1726 ± 10 years Unknown Confirmed 1 Historical Observations Tsurugi-yama
1450 ± 50 years Unknown Confirmed 1 Tephrochronology
3540 BCE ± 2480 years Unknown Confirmed   Tephrochronology

This compilation of synonyms and subsidiary features may not be comprehensive. Features are organized into four major categories: Cones, Craters, Domes, and Thermal Features. Synonyms of features appear indented below the primary name. In some cases additional feature type, elevation, or location details are provided.


Sukawa-dake | Suyama-dake | Dainichi-dake | Komaga-take | Okoma-yama | Kurikoma


Feature Name Feature Type Elevation Latitude Longitude
Aguroshi-yama Cone
Higashi-Kurikoma Stratovolcano
Magusa-dake Stratovolcano


Feature Name Feature Type Elevation Latitude Longitude
Dome 1155 m

Photo Gallery

The forested Kurikoma volcano is seen from the SSE with its summit at the right-center, the satellitic cone of Daichimori on the left, and Higashi-Kurikoma on the right. On the opposite side of the volcano, the summit is cut by a 4-km-wide caldera breached to the north that is partially filled by the Tsurugi-dake central cone, once mined for sulfur. Minor phreatic eruptions have occurred in historical time from the central cone.

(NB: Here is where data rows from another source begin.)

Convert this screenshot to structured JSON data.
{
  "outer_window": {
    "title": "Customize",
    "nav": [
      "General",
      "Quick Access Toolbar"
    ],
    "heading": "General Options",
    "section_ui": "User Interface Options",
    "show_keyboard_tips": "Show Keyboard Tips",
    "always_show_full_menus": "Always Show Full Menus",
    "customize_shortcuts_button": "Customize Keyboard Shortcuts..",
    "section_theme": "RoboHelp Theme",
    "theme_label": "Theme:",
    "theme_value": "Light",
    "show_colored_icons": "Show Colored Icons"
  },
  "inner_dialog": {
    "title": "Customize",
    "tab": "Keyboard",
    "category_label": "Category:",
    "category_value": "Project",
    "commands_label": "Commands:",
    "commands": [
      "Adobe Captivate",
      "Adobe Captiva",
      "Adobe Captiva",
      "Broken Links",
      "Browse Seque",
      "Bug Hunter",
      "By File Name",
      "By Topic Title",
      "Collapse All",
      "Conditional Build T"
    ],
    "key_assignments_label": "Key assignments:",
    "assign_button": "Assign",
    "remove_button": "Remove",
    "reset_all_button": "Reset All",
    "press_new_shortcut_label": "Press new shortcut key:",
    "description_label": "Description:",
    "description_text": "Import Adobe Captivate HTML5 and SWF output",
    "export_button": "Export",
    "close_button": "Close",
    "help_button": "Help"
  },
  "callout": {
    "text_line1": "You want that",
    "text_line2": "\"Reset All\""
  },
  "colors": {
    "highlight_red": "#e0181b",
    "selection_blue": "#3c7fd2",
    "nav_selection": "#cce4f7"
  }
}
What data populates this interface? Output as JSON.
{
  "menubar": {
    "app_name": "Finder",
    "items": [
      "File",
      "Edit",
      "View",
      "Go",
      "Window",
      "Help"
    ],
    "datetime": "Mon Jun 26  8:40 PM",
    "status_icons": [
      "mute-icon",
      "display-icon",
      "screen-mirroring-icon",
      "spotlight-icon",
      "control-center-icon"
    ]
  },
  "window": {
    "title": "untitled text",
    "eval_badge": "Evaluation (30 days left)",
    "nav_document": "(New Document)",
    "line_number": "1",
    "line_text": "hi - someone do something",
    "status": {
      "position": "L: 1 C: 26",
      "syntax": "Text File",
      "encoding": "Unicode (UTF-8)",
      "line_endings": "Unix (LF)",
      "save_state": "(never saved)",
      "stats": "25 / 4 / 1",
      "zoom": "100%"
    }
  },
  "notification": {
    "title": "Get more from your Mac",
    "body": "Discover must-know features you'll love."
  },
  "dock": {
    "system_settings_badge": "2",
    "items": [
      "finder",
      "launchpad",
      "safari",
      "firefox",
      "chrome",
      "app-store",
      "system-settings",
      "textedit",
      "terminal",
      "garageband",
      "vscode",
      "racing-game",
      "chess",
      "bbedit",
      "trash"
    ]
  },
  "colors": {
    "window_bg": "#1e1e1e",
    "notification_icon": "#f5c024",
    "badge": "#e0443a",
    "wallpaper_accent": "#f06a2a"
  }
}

Copyrighted photo by Shingo Takeuchi (Japanese Quaternary Volcanoes database, RIODB, http://riodb02.ibase.aist.go.jp/strata/VOL_JP/EN/index.htm and Geol Surv Japan, AIST, http://www.gsj.jp/).

Smithsonian Sample Collections Database

There are no samples for Kurikomayama in the Smithsonian's NMNH Department of Mineral Sciences Rock and Ore collection.

Affiliated Sites

Large Eruptions of Kurikomayama Information about large Quaternary eruptions (VEI >= 4) is cataloged in the Large Magnitude Explosive Volcanic Eruptions (LaMEVE) database of the Volcano Global Risk Identification and Analysis Project (VOGRIPA).
WOVOdat WOVOdat is a database of volcanic unrest; instrumentally and visually recorded changes in seismicity, ground deformation, gas emission, and other parameters from their normal baselines. It is sponsored by the World Organization of Volcano Observatories (WOVO) and presently hosted at the Earth Observatory of Singapore.
EarthChem EarthChem develops and maintains databases, software, and services that support the preservation, discovery, access and analysis of geochemical data, and facilitate their integration with the broad array of other available earth science parameters. EarthChem is operated by a joint team of disciplinary scientists, data scientists, data managers and information technology developers who are part of the NSF-funded data facility Integrated Earth Data Applications (IEDA). IEDA is a collaborative effort of EarthChem and the Marine Geoscience Data System (MGDS).
MODVOLC - HIGP MODIS Thermal Alert System Using infrared satellite Moderate Resolution Imaging Spectroradiometer (MODIS) data, scientists at the Hawai'i Institute of Geophysics and Planetology, University of Hawai'i, developed an automated system called MODVOLC to map thermal hot-spots in near real time. For each MODIS image, the algorithm automatically scans each 1 km pixel within it to check for high-temperature hot-spots. When one is found the date, time, location, and intensity are recorded. MODIS looks at every square km of the Earth every 48 hours, once during the day and once during the night, and the presence of two MODIS sensors in space allows at least four hot-spot observations every two days. Each day updated global maps are compiled to display the locations of all hot spots detected in the previous 24 hours. There is a drop-down list with volcano names which allow users to 'zoom-in' and examine the distribution of hot-spots at a variety of spatial scales.
MIROVA Middle InfraRed Observation of Volcanic Activity (MIROVA) is a near real time volcanic hot-spot detection system based on the analysis of MODIS (Moderate Resolution Imaging Spectroradiometer) data. In particular, MIROVA uses the Middle InfraRed Radiation (MIR), measured over target volcanoes, in order to detect, locate and measure the heat radiation sourced from volcanic activity.